Gilman ran around. He made some calls. He made some plays. He returned to Gila-killa mode. It was the healthiest Gilman could recall being in a long time. Irish football was back, but more importantly, so was Gilman. He was fresh. He was focused. He had fun. A lot of it.
“It was amazing,” he said. “You take those things for granted (but) just coming out, running around, making mistakes, making plays, it’s a humbling experience.”
Talk of the Irish defense these days often starts with a couple of guys on the ends — Khalid Kareem and Julian Okwara. But for the whole group to be better than good this season, keep an eye on No. 11. Gilman could be the key to the group. If he’s flying around, if he’s making plays, if he’s taking that proverbial next step in his college career, this group could go from good to really good. Maybe great.

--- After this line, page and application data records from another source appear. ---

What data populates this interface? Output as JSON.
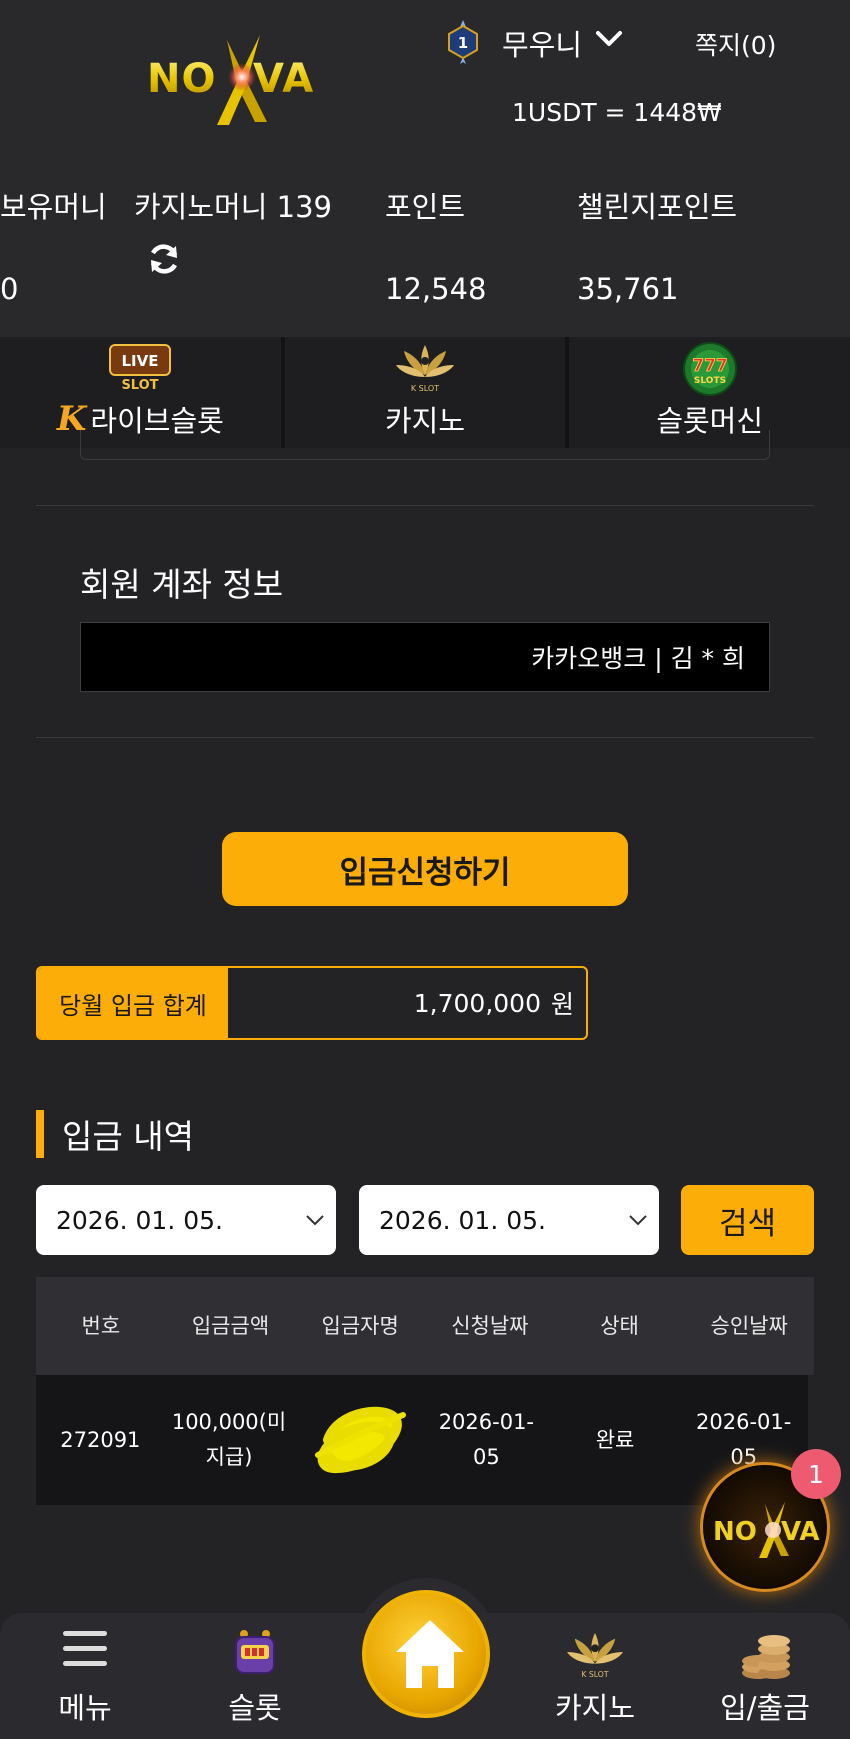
{
  "header": {
    "logo_text": "NOVA X",
    "level": "1",
    "username": "무우니",
    "messages_label": "쪽지(0)",
    "exchange_rate": "1USDT = 1448₩"
  },
  "balances": {
    "money_label": "보유머니",
    "money_value": "0",
    "casino_money_label": "카지노머니 139",
    "points_label": "포인트",
    "points_value": "12,548",
    "challenge_label": "챌린지포인트",
    "challenge_value": "35,761"
  },
  "category_tabs": [
    {
      "label": "라이브슬롯",
      "badge": "K",
      "icon": "live-slot-icon",
      "icon_text": [
        "LIVE",
        "SLOT"
      ]
    },
    {
      "label": "카지노",
      "icon": "k-slot-lotus-icon",
      "icon_text": "K SLOT"
    },
    {
      "label": "슬롯머신",
      "icon": "777-slots-icon",
      "icon_text": [
        "777",
        "SLOTS"
      ]
    }
  ],
  "account": {
    "title": "회원 계좌 정보",
    "value": "카카오뱅크 | 김 * 희"
  },
  "deposit_button": "입금신청하기",
  "monthly": {
    "label": "당월 입금 합계",
    "amount": "1,700,000",
    "unit": "원"
  },
  "history": {
    "title": "입금 내역",
    "date_from": "2026. 01. 05.",
    "date_to": "2026. 01. 05.",
    "search_label": "검색",
    "columns": [
      "번호",
      "입금금액",
      "입금자명",
      "신청날짜",
      "상태",
      "승인날짜"
    ],
    "rows": [
      {
        "no": "272091",
        "amount_line1": "100,000(미",
        "amount_line2": "지급)",
        "requested_line1": "2026-01-",
        "requested_line2": "05",
        "status": "완료",
        "approved_line1": "2026-01-",
        "approved_line2": "05"
      }
    ]
  },
  "floating": {
    "badge": "1",
    "logo_text": "NOVA X"
  },
  "bottom_nav": {
    "menu": "메뉴",
    "slot": "슬롯",
    "casino": "카지노",
    "deposit_withdraw": "입/출금"
  },
  "colors": {
    "accent": "#fdad08",
    "background": "#232326",
    "header": "#29292c",
    "badge": "#ee5a6f"
  }
}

It’s still too early for any of that, but stay tuned. Watch out for them. Watch out for Gilman, named in early August one of seven team captains. Might he eventually emerge as the ringleader of this defense? Why not?
“I’m good with that,” Gilman said. “There’s a lot that we have to do. We have to bring all the pieces together.”

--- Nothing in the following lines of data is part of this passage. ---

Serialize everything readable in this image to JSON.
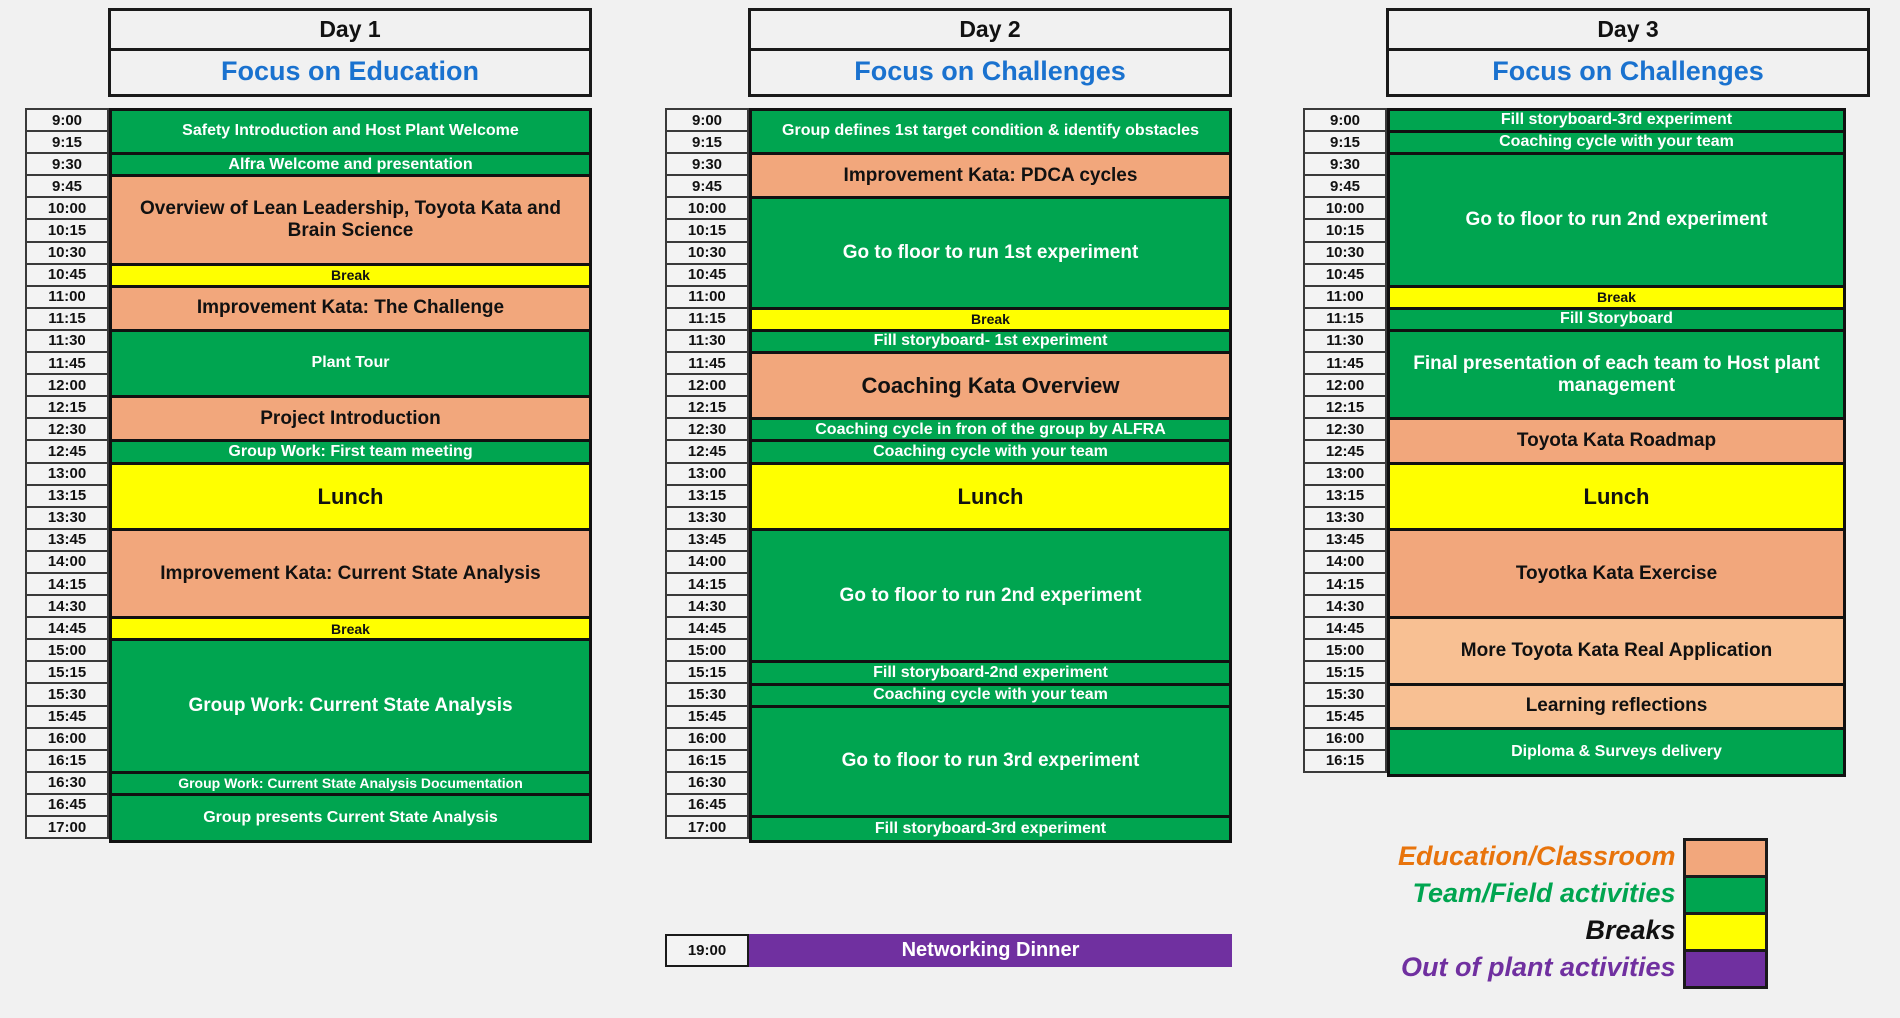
{
  "colors": {
    "education": "#F2A77C",
    "education_light": "#F8C093",
    "team": "#00A550",
    "break": "#FFFF00",
    "outofplant": "#7030A0",
    "focus_text": "#1a72cf",
    "page_bg": "#f1f1f1",
    "legend_education_text": "#E8740C",
    "legend_team_text": "#00A550",
    "legend_breaks_text": "#111111",
    "legend_outofplant_text": "#7030A0"
  },
  "days": [
    {
      "title": "Day 1",
      "focus": "Focus on Education",
      "times": [
        "9:00",
        "9:15",
        "9:30",
        "9:45",
        "10:00",
        "10:15",
        "10:30",
        "10:45",
        "11:00",
        "11:15",
        "11:30",
        "11:45",
        "12:00",
        "12:15",
        "12:30",
        "12:45",
        "13:00",
        "13:15",
        "13:30",
        "13:45",
        "14:00",
        "14:15",
        "14:30",
        "14:45",
        "15:00",
        "15:15",
        "15:30",
        "15:45",
        "16:00",
        "16:15",
        "16:30",
        "16:45",
        "17:00"
      ],
      "blocks": [
        {
          "label": "Safety Introduction and Host Plant Welcome",
          "slots": 2,
          "type": "team",
          "size": "md"
        },
        {
          "label": "Alfra Welcome and presentation",
          "slots": 1,
          "type": "team",
          "size": "md"
        },
        {
          "label": "Overview of Lean Leadership, Toyota Kata and Brain Science",
          "slots": 4,
          "type": "education",
          "size": "lg"
        },
        {
          "label": "Break",
          "slots": 1,
          "type": "break",
          "size": "sm"
        },
        {
          "label": "Improvement Kata: The Challenge",
          "slots": 2,
          "type": "education",
          "size": "lg"
        },
        {
          "label": "Plant Tour",
          "slots": 3,
          "type": "team",
          "size": "md"
        },
        {
          "label": "Project Introduction",
          "slots": 2,
          "type": "education",
          "size": "lg"
        },
        {
          "label": "Group Work: First team meeting",
          "slots": 1,
          "type": "team",
          "size": "md"
        },
        {
          "label": "Lunch",
          "slots": 3,
          "type": "break",
          "size": "xl"
        },
        {
          "label": "Improvement Kata: Current State Analysis",
          "slots": 4,
          "type": "education",
          "size": "lg"
        },
        {
          "label": "Break",
          "slots": 1,
          "type": "break",
          "size": "sm"
        },
        {
          "label": "Group Work: Current State Analysis",
          "slots": 6,
          "type": "team",
          "size": "lg"
        },
        {
          "label": "Group Work: Current State Analysis Documentation",
          "slots": 1,
          "type": "team",
          "size": "sm"
        },
        {
          "label": "Group presents Current State Analysis",
          "slots": 2,
          "type": "team",
          "size": "md"
        }
      ]
    },
    {
      "title": "Day 2",
      "focus": "Focus on Challenges",
      "times": [
        "9:00",
        "9:15",
        "9:30",
        "9:45",
        "10:00",
        "10:15",
        "10:30",
        "10:45",
        "11:00",
        "11:15",
        "11:30",
        "11:45",
        "12:00",
        "12:15",
        "12:30",
        "12:45",
        "13:00",
        "13:15",
        "13:30",
        "13:45",
        "14:00",
        "14:15",
        "14:30",
        "14:45",
        "15:00",
        "15:15",
        "15:30",
        "15:45",
        "16:00",
        "16:15",
        "16:30",
        "16:45",
        "17:00"
      ],
      "blocks": [
        {
          "label": "Group defines 1st target condition & identify obstacles",
          "slots": 2,
          "type": "team",
          "size": "md"
        },
        {
          "label": "Improvement Kata: PDCA cycles",
          "slots": 2,
          "type": "education",
          "size": "lg"
        },
        {
          "label": "Go to floor to run 1st experiment",
          "slots": 5,
          "type": "team",
          "size": "lg"
        },
        {
          "label": "Break",
          "slots": 1,
          "type": "break",
          "size": "sm"
        },
        {
          "label": "Fill storyboard- 1st experiment",
          "slots": 1,
          "type": "team",
          "size": "md"
        },
        {
          "label": "Coaching Kata Overview",
          "slots": 3,
          "type": "education",
          "size": "xl"
        },
        {
          "label": "Coaching cycle in fron of the group by ALFRA",
          "slots": 1,
          "type": "team",
          "size": "md"
        },
        {
          "label": "Coaching cycle with your team",
          "slots": 1,
          "type": "team",
          "size": "md"
        },
        {
          "label": "Lunch",
          "slots": 3,
          "type": "break",
          "size": "xl"
        },
        {
          "label": "Go to floor to run 2nd experiment",
          "slots": 6,
          "type": "team",
          "size": "lg"
        },
        {
          "label": "Fill storyboard-2nd experiment",
          "slots": 1,
          "type": "team",
          "size": "md"
        },
        {
          "label": "Coaching cycle with your team",
          "slots": 1,
          "type": "team",
          "size": "md"
        },
        {
          "label": "Go to floor to run 3rd experiment",
          "slots": 5,
          "type": "team",
          "size": "lg"
        },
        {
          "label": "Fill storyboard-3rd experiment",
          "slots": 1,
          "type": "team",
          "size": "md"
        }
      ],
      "dinner": {
        "time": "19:00",
        "label": "Networking Dinner",
        "type": "outofplant"
      }
    },
    {
      "title": "Day 3",
      "focus": "Focus on Challenges",
      "times": [
        "9:00",
        "9:15",
        "9:30",
        "9:45",
        "10:00",
        "10:15",
        "10:30",
        "10:45",
        "11:00",
        "11:15",
        "11:30",
        "11:45",
        "12:00",
        "12:15",
        "12:30",
        "12:45",
        "13:00",
        "13:15",
        "13:30",
        "13:45",
        "14:00",
        "14:15",
        "14:30",
        "14:45",
        "15:00",
        "15:15",
        "15:30",
        "15:45",
        "16:00",
        "16:15"
      ],
      "blocks": [
        {
          "label": "Fill storyboard-3rd experiment",
          "slots": 1,
          "type": "team",
          "size": "md"
        },
        {
          "label": "Coaching cycle with your team",
          "slots": 1,
          "type": "team",
          "size": "md"
        },
        {
          "label": "Go to floor to run 2nd experiment",
          "slots": 6,
          "type": "team",
          "size": "lg"
        },
        {
          "label": "Break",
          "slots": 1,
          "type": "break",
          "size": "sm"
        },
        {
          "label": "Fill Storyboard",
          "slots": 1,
          "type": "team",
          "size": "md"
        },
        {
          "label": "Final presentation of each team to Host plant management",
          "slots": 4,
          "type": "team",
          "size": "lg"
        },
        {
          "label": "Toyota Kata Roadmap",
          "slots": 2,
          "type": "education",
          "size": "lg"
        },
        {
          "label": "Lunch",
          "slots": 3,
          "type": "break",
          "size": "xl"
        },
        {
          "label": "Toyotka Kata Exercise",
          "slots": 4,
          "type": "education",
          "size": "lg"
        },
        {
          "label": "More Toyota Kata Real Application",
          "slots": 3,
          "type": "education_light",
          "size": "lg"
        },
        {
          "label": "Learning reflections",
          "slots": 2,
          "type": "education_light",
          "size": "lg"
        },
        {
          "label": "Diploma & Surveys delivery",
          "slots": 2,
          "type": "team",
          "size": "md"
        }
      ]
    }
  ],
  "legend": {
    "items": [
      {
        "label": "Education/Classroom",
        "type": "education"
      },
      {
        "label": "Team/Field activities",
        "type": "team"
      },
      {
        "label": "Breaks",
        "type": "break"
      },
      {
        "label": "Out of plant activities",
        "type": "outofplant"
      }
    ]
  }
}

The pieces are there, especially at safety. Everyone likes to talk about Kareem and Okwara and Okwara and Kareem, but Elliott and Gilman, or Gilman and Elliott, could be one of top safety groups in the country. They already carry themselves as elite.
Talk of the best safety tandems in the country better include them.
Gilman considers Elliott the left hand to his right. Or maybe it’s the right hand to his left. Either way, they’re constantly talking back there, constantly figuring out ways to make plays. All day. Every day.
They just click. Elliott’s the more vocal of the two. Gilman’s always finding his way to the ball.
“The guy is such a competitor,” Elliott said. “It helps our room. When he competes, we all compete.”
Gilman can’t wait to do that this fall. Be it the opener closing quickly on Labor Day night against Louisville or the finale in Northern California against Stanford, the Gila-killa is ready.
His daily approach to the game, to his assignment, is pretty simple and straight-forward. Just like him.
“Hold each other accountable; be humble,” Gilman said. “Work every day like it’s your last.”
Just go play.